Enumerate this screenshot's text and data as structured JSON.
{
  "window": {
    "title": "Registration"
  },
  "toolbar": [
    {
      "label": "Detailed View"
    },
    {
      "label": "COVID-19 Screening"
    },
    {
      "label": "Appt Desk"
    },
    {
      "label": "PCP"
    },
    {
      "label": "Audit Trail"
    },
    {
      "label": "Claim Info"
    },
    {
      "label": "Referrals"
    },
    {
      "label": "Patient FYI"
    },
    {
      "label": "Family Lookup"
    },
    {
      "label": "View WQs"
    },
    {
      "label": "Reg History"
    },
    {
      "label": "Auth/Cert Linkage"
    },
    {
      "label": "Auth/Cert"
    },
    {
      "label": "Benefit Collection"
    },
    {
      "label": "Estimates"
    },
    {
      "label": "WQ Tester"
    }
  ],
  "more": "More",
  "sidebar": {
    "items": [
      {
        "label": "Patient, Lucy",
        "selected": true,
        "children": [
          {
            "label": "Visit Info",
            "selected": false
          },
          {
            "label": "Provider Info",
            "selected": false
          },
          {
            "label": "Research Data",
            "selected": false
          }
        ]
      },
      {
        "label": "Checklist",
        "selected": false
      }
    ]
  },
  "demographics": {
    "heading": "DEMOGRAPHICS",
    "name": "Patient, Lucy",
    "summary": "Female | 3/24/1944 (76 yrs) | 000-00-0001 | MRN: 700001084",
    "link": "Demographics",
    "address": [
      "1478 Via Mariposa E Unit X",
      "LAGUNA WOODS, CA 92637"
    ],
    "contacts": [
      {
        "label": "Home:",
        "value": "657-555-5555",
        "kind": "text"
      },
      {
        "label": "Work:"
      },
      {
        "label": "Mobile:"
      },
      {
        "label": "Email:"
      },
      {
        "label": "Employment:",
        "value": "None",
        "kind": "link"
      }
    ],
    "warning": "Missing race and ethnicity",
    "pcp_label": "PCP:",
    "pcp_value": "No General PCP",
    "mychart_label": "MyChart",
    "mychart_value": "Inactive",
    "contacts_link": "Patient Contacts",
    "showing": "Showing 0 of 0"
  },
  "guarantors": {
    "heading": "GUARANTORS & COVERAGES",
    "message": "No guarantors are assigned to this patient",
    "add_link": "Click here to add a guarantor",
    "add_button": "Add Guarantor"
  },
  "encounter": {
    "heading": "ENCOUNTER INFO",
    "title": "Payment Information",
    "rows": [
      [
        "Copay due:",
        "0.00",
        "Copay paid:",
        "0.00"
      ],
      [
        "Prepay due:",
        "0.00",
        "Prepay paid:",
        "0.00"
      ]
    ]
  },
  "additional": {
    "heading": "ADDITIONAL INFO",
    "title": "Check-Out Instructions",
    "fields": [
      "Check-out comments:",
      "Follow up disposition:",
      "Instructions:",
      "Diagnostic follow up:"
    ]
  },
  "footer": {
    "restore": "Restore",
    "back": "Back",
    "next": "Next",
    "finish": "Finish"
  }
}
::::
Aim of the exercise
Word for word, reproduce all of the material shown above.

Written solution
Enumerate this screenshot's text and data as structured JSON.
{
  "window": {
    "title": "Registration"
  },
  "toolbar": [
    {
      "label": "Detailed View"
    },
    {
      "label": "COVID-19 Screening"
    },
    {
      "label": "Appt Desk"
    },
    {
      "label": "PCP"
    },
    {
      "label": "Audit Trail"
    },
    {
      "label": "Claim Info"
    },
    {
      "label": "Referrals"
    },
    {
      "label": "Patient FYI"
    },
    {
      "label": "Family Lookup"
    },
    {
      "label": "View WQs"
    },
    {
      "label": "Reg History"
    },
    {
      "label": "Auth/Cert Linkage"
    },
    {
      "label": "Auth/Cert"
    },
    {
      "label": "Benefit Collection"
    },
    {
      "label": "Estimates"
    },
    {
      "label": "WQ Tester"
    }
  ],
  "more": "More",
  "sidebar": {
    "items": [
      {
        "label": "Patient, Lucy",
        "selected": true,
        "children": [
          {
            "label": "Visit Info",
            "selected": false
          },
          {
            "label": "Provider Info",
            "selected": false
          },
          {
            "label": "Research Data",
            "selected": false
          }
        ]
      },
      {
        "label": "Checklist",
        "selected": false
      }
    ]
  },
  "demographics": {
    "heading": "DEMOGRAPHICS",
    "name": "Patient, Lucy",
    "summary": "Female | 3/24/1944 (76 yrs) | 000-00-0001 | MRN: 700001084",
    "link": "Demographics",
    "address": [
      "1478 Via Mariposa E Unit X",
      "LAGUNA WOODS, CA 92637"
    ],
    "contacts": [
      {
        "label": "Home:",
        "value": "657-555-5555",
        "kind": "text"
      },
      {
        "label": "Work:"
      },
      {
        "label": "Mobile:"
      },
      {
        "label": "Email:"
      },
      {
        "label": "Employment:",
        "value": "None",
        "kind": "link"
      }
    ],
    "warning": "Missing race and ethnicity",
    "pcp_label": "PCP:",
    "pcp_value": "No General PCP",
    "mychart_label": "MyChart",
    "mychart_value": "Inactive",
    "contacts_link": "Patient Contacts",
    "showing": "Showing 0 of 0"
  },
  "guarantors": {
    "heading": "GUARANTORS & COVERAGES",
    "message": "No guarantors are assigned to this patient",
    "add_link": "Click here to add a guarantor",
    "add_button": "Add Guarantor"
  },
  "encounter": {
    "heading": "ENCOUNTER INFO",
    "title": "Payment Information",
    "rows": [
      [
        "Copay due:",
        "0.00",
        "Copay paid:",
        "0.00"
      ],
      [
        "Prepay due:",
        "0.00",
        "Prepay paid:",
        "0.00"
      ]
    ]
  },
  "additional": {
    "heading": "ADDITIONAL INFO",
    "title": "Check-Out Instructions",
    "fields": [
      "Check-out comments:",
      "Follow up disposition:",
      "Instructions:",
      "Diagnostic follow up:"
    ]
  },
  "footer": {
    "restore": "Restore",
    "back": "Back",
    "next": "Next",
    "finish": "Finish"
  }
}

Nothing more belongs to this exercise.